This is the client side library for Brightsocket.io – a light abstraction over Socket.io for quickly building websocket APIs.
For more information on how to use Brightsocket.io, checkout Brightsocket.io on the npm registry.
Here's how it works:
1. Brightsocket is a wrapper, so make sure you have socket.io-client.
Socket.io-client is a peer dependency. When you install brightsocket.io-client, it will not automatically install this for you so, if you didn't install this library via installing brightsocket.io, you'll need to make sure you manually install socket.io-client.
On the other hand, if you install socket.io and brightsocket.io, you will have automatically installed socket.io-client and brightsocket.io-client so you don't need to worry about it.
2. Require it into your clientside app.
Brightsocket does not expose new global variables. It will also import socket.io-client in such a way that the
io global is not exposed. So pick your builder of choice and pull in Brightsocket like this:
;// or...var brightsocket = ;
3. Launch Brightsocket and choose a channel on the server.
Brightsocket's server side expects every client side connection to identify a connection channel by keyword. This is not any kind of secret key or encrypted information. It simply tells the server which types of actions it can expect you to send since Brightsocket APIs can be partitioned based on these channels.
const socket = ;// By the way, if your server socket URI isn't local, you can pass it// to the brightsocket function like `brightsocket(URI)`socket;// This keyword is essentially arbitrary. It just needs to match up// with an identifier expected by the server. Once your connection// has been hooked into a server channel, the callback function will// run and you can hook up all your listeners in there.

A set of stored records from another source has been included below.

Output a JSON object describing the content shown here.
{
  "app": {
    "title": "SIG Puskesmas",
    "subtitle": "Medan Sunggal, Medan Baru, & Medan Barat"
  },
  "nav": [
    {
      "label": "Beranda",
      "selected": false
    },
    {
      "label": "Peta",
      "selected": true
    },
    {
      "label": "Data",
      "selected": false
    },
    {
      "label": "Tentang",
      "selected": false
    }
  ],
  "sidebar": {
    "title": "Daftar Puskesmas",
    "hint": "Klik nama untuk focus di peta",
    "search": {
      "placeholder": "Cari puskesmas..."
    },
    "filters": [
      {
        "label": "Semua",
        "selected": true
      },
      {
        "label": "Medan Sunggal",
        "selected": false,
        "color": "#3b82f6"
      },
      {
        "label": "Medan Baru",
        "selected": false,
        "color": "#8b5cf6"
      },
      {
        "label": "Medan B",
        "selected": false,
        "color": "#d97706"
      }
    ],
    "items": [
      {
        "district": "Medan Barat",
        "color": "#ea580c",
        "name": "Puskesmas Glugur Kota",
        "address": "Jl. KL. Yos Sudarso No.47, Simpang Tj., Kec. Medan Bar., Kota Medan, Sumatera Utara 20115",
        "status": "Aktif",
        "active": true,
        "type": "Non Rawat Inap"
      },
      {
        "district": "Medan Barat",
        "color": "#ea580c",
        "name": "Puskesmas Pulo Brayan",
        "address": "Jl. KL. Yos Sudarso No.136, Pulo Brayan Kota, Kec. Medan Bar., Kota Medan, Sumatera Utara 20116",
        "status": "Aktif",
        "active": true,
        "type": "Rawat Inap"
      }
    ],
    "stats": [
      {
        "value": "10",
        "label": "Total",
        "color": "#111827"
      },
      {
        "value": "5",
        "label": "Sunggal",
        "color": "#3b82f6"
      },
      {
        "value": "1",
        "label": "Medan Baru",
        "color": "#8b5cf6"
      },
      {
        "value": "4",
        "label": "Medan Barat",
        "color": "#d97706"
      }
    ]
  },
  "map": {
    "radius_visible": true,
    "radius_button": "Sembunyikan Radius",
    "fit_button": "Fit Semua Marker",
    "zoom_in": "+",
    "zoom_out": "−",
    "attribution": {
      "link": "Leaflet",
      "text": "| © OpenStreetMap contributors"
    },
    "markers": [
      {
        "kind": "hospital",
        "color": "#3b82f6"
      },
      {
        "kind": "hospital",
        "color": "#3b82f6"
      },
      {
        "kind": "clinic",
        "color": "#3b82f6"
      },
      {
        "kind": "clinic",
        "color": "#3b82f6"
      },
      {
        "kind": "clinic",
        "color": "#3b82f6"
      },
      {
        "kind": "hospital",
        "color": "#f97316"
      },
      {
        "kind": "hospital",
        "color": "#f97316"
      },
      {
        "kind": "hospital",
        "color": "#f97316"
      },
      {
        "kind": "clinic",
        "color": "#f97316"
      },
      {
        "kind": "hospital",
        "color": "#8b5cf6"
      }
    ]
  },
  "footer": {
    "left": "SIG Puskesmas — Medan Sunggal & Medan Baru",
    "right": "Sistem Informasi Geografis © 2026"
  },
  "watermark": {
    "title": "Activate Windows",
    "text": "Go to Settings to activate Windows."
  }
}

4. Start sending and receiving actions.
Brightsocket's main message passing keywords are
receive. Here's how you use them:
// Pass some information to the server. It needs a name and a payload.socket;// Handle incoming information from the server. You'll catch it by name// and take the payload into a callback.socket;
5. If you need to choose a new channel, just call
Any time you call
connect, Brightsocket will check if you've already tried to connect in the past. If you have, it will close the connection then open a new connection and fire off your new identification info. This might be useful in a case where you originally choose a channel for unauthenticated users and pass in login credentials. A Brightsocket server might find your user in the database and then pass you back a token and a request to choose a new channel for authenticated users. You could then call
connect once more and pass back your token, thus being assigned the correct socket API on the server side. Here's an example:
On the client side
;const socket = ;const credentials =username: 'firstname.lastname@example.org'password: 'password';socket;
On the server side
;;;;;const app = ;const server = http;const api = ;app;// When someone identifies as unknown, expect then to hand us a// username and password. If it's valid, make a session token and// let them know they're logged in.api;// Whenever someone identifies as an admin, verify if they have// a valid token.api;
And that's about it.